The ingredients I use are coco coir, compost, and sand. I Mix equal amounts of compost and coco coir. Add half the amount with sand. You can substitute sand with perlite or vermiculite. I also added some azomite.
After mixing the ingredients, wet the mix down until you can take a handful and squeeze it with a bit of water dripping out. If the mixture is not correct, you'll have trouble with them holding together.
Pile the soil up, and then press the block maker down to the bottom of the tray in the compost mix to be sure you have filled the block maker. When I hit the bottom of the tray, I twist back and forth, so that excess soil is knocked off and even with the bottom of the block maker.
Place your soil block maker in the tray you are using to germinate your seeds and squeeze the spring-loaded handle and the block maker's base together and pull up. Now you should have some lovely soil blocks to plant your seeds.
Plant your seeds into the indent on the top of the soil blocks.
Water, then add the lid. I water with a gentle sprayer, so I don't destroy the soil blocks.
Place the tray on a heating pad.
Now excitedly wait! It shouldn't take too long to see excellent results!
Pros and Cons of Soil Blocks
Air pruning Time consuming to make them
much less transplant shock The soil block maker is pricy
won't be rootbound
quick and healthy growth
no flimsy plastic trays
My Photo Journey of Soil Blocks
Here are the ingredients for the soil blocks.
One of the soil blocks fell apart, so I rolled it into a ball and planted it that way. I'm eager to see what happens with that one.
Here I have planted all the seeds, water them, and placed the lid on top.
Place the container onto heating pads.
After the first day, I had already had one cucumber start the germination process and 3 of my herb seeds.
At the end of the second day, many seeds have germinated.
I'll skip some days while updating
Update of growth on day 4. I have transferred some of the seeds to a clear plastic container to place in the sunlight.
In the lower picture, there are only a few that haven't started to germinate.
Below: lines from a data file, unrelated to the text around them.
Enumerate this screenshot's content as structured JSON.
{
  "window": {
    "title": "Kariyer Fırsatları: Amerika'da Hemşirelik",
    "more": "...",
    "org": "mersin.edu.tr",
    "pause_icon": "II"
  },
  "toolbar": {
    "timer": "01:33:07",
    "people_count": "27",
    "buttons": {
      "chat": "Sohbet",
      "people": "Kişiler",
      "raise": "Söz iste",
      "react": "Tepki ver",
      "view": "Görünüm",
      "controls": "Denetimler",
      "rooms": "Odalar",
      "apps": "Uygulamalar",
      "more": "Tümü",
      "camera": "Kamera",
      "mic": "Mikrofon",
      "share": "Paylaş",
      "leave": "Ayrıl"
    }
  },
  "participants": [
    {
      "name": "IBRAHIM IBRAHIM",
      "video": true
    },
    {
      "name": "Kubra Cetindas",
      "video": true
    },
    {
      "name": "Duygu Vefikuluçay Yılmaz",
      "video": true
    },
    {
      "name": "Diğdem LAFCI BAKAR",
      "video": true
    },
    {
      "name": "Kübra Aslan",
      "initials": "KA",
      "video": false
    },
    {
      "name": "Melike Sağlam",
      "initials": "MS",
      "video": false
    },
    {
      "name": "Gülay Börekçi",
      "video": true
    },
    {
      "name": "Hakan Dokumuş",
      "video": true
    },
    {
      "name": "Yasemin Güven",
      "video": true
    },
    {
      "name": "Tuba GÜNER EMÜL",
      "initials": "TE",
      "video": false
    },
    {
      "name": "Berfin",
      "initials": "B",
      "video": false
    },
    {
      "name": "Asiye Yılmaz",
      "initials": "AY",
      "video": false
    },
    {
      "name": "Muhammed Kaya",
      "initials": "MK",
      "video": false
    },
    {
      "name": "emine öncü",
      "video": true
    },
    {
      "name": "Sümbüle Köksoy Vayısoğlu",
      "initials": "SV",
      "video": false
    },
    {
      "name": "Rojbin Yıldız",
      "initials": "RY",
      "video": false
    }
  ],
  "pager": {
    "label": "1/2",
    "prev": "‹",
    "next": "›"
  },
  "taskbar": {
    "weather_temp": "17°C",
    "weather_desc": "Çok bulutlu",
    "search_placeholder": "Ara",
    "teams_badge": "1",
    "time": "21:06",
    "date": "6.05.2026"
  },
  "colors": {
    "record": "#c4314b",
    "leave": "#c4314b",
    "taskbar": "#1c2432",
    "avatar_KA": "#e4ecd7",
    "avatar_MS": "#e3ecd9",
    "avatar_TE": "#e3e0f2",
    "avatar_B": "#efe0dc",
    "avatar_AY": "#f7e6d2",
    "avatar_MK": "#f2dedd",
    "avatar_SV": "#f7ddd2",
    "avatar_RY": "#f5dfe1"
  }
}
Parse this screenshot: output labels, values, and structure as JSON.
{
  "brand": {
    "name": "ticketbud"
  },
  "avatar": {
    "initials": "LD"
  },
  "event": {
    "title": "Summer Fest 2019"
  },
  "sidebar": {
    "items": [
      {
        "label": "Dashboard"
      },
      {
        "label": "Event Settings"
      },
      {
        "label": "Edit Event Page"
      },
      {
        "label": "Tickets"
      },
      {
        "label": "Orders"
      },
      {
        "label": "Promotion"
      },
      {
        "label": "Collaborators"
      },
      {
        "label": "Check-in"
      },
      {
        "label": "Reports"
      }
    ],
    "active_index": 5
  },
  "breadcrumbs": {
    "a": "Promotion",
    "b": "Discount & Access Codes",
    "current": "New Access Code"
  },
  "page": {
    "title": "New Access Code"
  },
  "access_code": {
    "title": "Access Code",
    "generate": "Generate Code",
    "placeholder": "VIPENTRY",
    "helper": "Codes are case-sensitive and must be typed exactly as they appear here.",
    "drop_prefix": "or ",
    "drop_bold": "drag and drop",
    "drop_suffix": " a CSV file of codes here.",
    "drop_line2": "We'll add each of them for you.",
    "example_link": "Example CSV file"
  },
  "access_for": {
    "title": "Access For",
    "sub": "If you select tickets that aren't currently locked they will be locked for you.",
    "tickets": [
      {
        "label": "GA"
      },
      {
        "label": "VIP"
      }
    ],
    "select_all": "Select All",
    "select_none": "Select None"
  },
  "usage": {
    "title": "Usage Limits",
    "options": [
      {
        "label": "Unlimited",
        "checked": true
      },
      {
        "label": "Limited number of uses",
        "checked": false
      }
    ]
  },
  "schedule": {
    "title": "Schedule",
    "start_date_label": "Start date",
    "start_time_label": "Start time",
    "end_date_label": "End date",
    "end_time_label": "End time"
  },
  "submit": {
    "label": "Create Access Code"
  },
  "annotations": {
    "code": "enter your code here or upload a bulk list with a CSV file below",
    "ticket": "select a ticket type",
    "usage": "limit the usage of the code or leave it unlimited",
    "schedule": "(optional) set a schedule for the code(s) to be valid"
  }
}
You can avoid the hassle of seed starting with soil block making. With this method, you'll be able to create blocks that are ready for planting in just a few minutes and start growing your own healthy garden indoors or out! If you're interested in trying it yourself, I've included some tips on what materials to use and how to mix them together into perfect little soil blocks. We hope this has helped get you started thinking about how easy it is to grow your own vegetables right from home. Let me know if you need more information on other gardening topics like fertilizers, watering techniques, or pest control methods!